It’s a strange feeling once you’ve planted up your cut flower bed and you begin watching and waiting for them to bloom. The work doesn’t stop here though, as there are a few things you can do to give them the best possible start.
Keep your small plants or seeds watered and fed. I water every day, either with a hose on a very gentle setting or with a watering can with a spray end. You need to be gentle as you don’t want to damage the plants or wash away the seeds. I recommend watering the base if you already have an established plant as opposed to the top. I also feed with liquid seaweed every one-two weeks.
Make sure you are ready to support your blooms. With everything taking a little longer to make its way through the postal service currently, I would recommend ordering supports now so you have them when your plants have grown enough to need them.
Also, make sure you are thinking about successive sowing so you can extend your harvest of blooms. I do this with troughs or pots, so again now is the time to have some at the ready or purchase some so you have them when needed. With your troughs and pots, I recommend covering them with netting that remains in place until the plants are big enough to remove.
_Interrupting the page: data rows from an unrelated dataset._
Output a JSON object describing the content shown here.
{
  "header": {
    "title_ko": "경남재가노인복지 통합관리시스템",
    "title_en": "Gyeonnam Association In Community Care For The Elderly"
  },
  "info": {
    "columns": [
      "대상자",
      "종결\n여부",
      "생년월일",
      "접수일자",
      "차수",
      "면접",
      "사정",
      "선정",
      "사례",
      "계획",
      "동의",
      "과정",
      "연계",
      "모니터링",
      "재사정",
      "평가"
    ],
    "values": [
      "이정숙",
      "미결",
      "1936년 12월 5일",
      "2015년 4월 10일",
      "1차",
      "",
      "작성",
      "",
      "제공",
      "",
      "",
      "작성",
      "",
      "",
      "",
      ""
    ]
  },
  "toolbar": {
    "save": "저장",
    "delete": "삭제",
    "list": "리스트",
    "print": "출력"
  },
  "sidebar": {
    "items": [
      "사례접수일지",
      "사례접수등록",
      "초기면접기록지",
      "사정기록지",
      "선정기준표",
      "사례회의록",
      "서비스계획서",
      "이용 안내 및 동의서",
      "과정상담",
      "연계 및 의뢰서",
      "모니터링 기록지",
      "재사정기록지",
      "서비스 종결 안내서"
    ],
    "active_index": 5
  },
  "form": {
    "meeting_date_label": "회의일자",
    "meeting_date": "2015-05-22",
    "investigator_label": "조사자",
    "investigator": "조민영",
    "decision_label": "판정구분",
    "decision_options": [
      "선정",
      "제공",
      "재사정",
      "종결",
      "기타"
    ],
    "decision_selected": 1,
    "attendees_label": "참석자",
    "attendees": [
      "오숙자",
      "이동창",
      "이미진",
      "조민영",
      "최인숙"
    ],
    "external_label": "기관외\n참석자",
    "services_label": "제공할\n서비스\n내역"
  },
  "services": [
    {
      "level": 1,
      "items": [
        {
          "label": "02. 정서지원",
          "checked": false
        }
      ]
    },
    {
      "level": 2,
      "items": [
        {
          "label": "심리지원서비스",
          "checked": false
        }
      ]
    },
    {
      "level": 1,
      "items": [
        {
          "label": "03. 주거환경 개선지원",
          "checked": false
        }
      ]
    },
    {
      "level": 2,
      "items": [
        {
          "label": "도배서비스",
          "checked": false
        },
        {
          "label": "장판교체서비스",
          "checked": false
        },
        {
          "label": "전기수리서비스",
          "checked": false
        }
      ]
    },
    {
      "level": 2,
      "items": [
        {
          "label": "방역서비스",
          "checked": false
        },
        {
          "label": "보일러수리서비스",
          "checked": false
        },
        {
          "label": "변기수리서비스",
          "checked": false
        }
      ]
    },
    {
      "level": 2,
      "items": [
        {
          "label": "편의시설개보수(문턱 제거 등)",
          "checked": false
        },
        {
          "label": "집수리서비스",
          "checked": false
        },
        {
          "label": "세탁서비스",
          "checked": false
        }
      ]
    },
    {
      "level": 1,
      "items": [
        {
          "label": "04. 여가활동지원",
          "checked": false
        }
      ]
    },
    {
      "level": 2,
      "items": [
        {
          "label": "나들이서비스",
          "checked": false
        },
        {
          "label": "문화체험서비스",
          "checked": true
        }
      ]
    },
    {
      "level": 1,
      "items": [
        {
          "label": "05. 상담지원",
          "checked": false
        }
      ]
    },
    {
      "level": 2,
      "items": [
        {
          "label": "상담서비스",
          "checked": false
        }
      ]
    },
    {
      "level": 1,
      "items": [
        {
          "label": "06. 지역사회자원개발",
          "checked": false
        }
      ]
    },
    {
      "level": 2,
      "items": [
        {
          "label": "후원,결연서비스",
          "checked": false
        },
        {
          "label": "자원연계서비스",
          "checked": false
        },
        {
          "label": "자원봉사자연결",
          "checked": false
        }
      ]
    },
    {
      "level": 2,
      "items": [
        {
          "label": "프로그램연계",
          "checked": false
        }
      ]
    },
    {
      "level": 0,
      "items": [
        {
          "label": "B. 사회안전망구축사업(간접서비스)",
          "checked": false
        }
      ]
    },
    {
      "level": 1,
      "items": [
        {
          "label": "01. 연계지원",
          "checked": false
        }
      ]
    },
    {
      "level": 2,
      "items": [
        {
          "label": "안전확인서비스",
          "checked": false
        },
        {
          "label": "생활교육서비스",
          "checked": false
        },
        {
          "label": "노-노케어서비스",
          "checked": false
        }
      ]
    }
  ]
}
We had a windy couple of days here recently where I lost a covering and I can personally attest that you don’t want your feathered friends, as lovely as they all are, making a three-course meal out of your hard work!
Do think about adding herbs. They smell delicious and will add fabulous texture to your bouquets. Also, if you’re a keen cook, you can add them to your dishes. This year I’ve gone for mint and Rosemary. Mint is most probably my favourite but be aware as it does have a tendency to run a little wild. You can either confine a whole bed to it or pop it in a pot, which is what I’ve done. Rosemary, on the other hand, takes a little longer to become established, but again it adds fabulous texture and scent to a bouquet.
Other jobs to be getting on with.
- Now is the time to prune and feed evergreen shrubs like Buxus and Bay and to treat them. I use an antifungal feed. Remember, you can add both of these shrubs to your flower arrangements to, so don’t be too quick to throw the trimmings on the compost heap (and of course you can also use Bay in your cooking).
- Look after your finished spring bulbs for next year. Make sure you resist the temptation to cut back the foliage. Instead, let it die and break down on its own and add liquid fertiliser all around the clumps.
- Tie in climbing, rambling roses and sweet peas to encourage them to climb.
- Prune spring-flowering shrubs after flowering.
- And finally, closely inspect plants for pests and diseases – early prevention is much easier than curing an infestation.
With love and stay safe,
Flowers and Lifestyle by Margot – www.instagram.com/flowersandlifestylebymargot/